    What I find offensive are the television programs and commercials wherein children are portrayed as being so much smarter than the bumbling, inept, and stupid adults. Everything from breakfast cereal to computers: the message is adults are idiots.

    If we devalue ourselves with divisive language and images, people will eventually accept it as truth and the norm. Racist, sexist, ageist, and sectarian comments should never be promulgated throughout societies in order to create bias and divide. It’s hate mongering any way you look at it.

  • Emily Lees

    At 64, I, too, am offended by the use of such condescending terms as “senior,” particularly when it is used to designate an activity aimed at older adults. The most recent example I have come across is a series of art appreciation seminars “for seniors.” Why for seniors? Is it because the seminars are during the day? Maybe some stay-at-home mothers of school-aged kids would also enjoy hearing a presentation geared to adults. Maybe some unemployed adults of any age would appreciate some stimulation. Why not say “daytime seminars”? And what I really hate is being called “dearie” or “sweetie.” I honestly feel like saying something really shocking in return, but I limit myself to saying (not so sweetly) “please don’t call me that.” And courses geared to teach “seniors” how to use the computer are an insult. Today my 80-year-old friend and colleague (we are both professional ceramic artists) was talking to me about setting up her website, and another 80-year-old friend taught me Skype. She has started a blog and several years ago was the first person I knew to get a Kindle. She and I are both enrolled in Coursera on-line continuing ed courses in philosophy and science. Thanks for letting me vent. I am thinking of starting an anti-ageist blog, but right now I am too busy with preparing for shows and running a French book study.

    • Hi Emily,

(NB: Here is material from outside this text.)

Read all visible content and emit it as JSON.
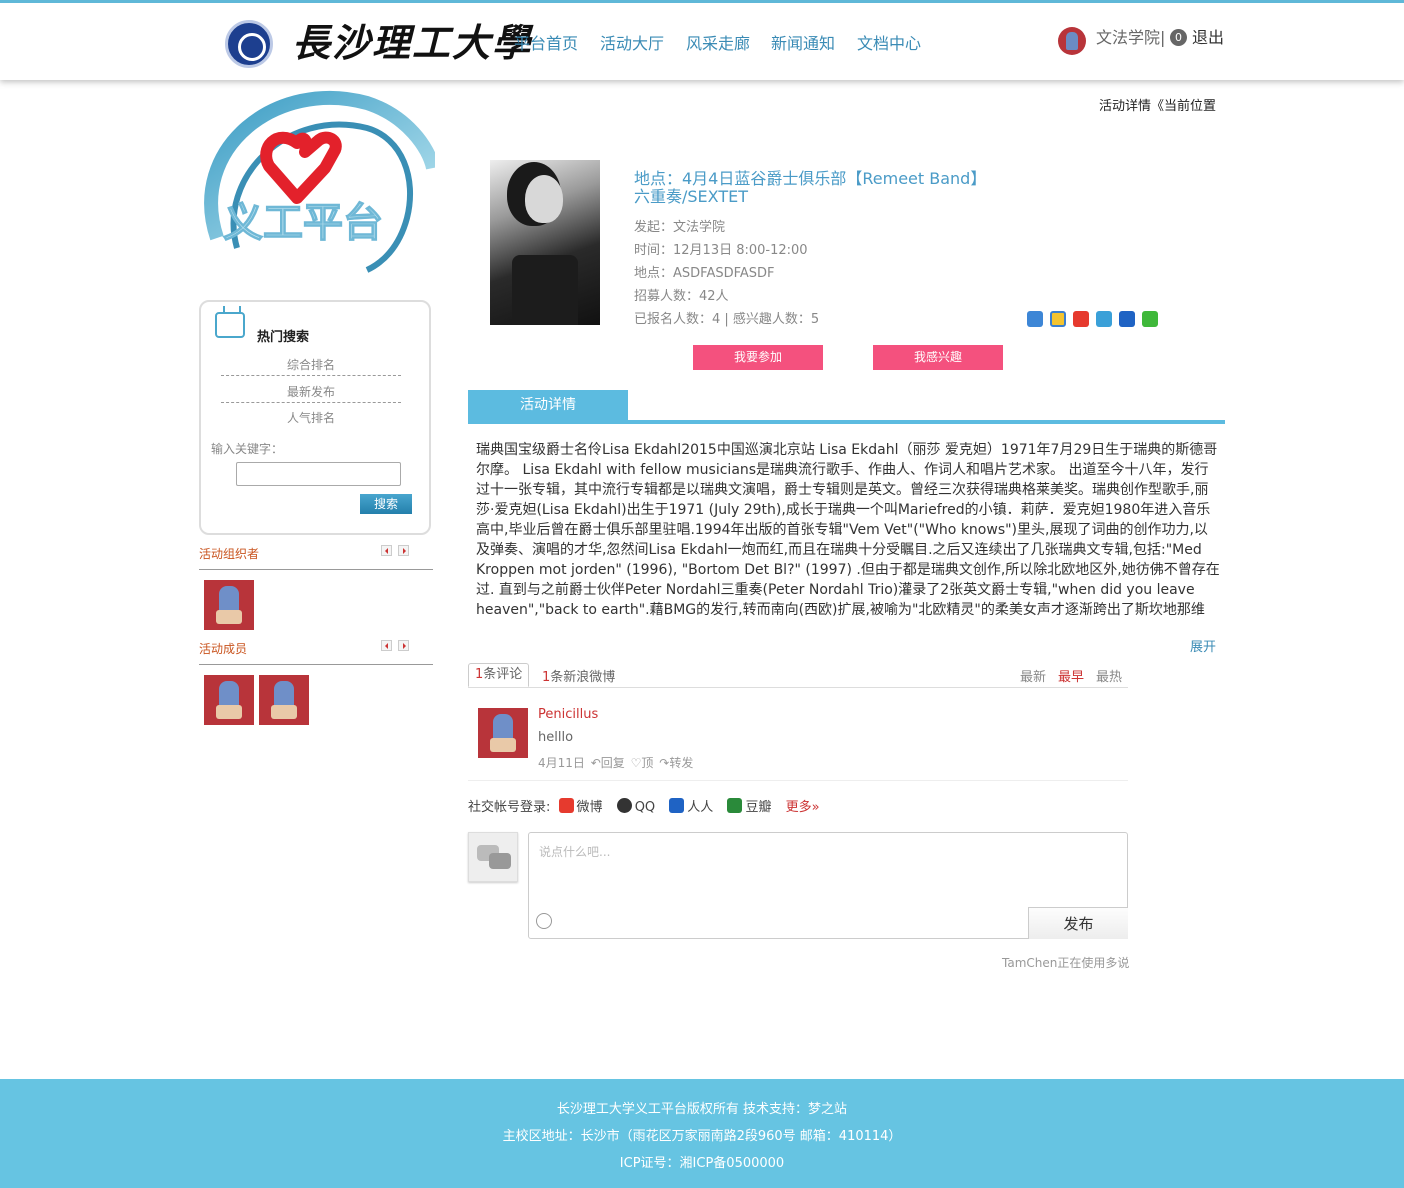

      Enjoyed reading your “vent.” It was actually anything but. Such great points you make about the courses.

      I’d love to see photos of your work or where I can see it on the web.

      Best,
      Geri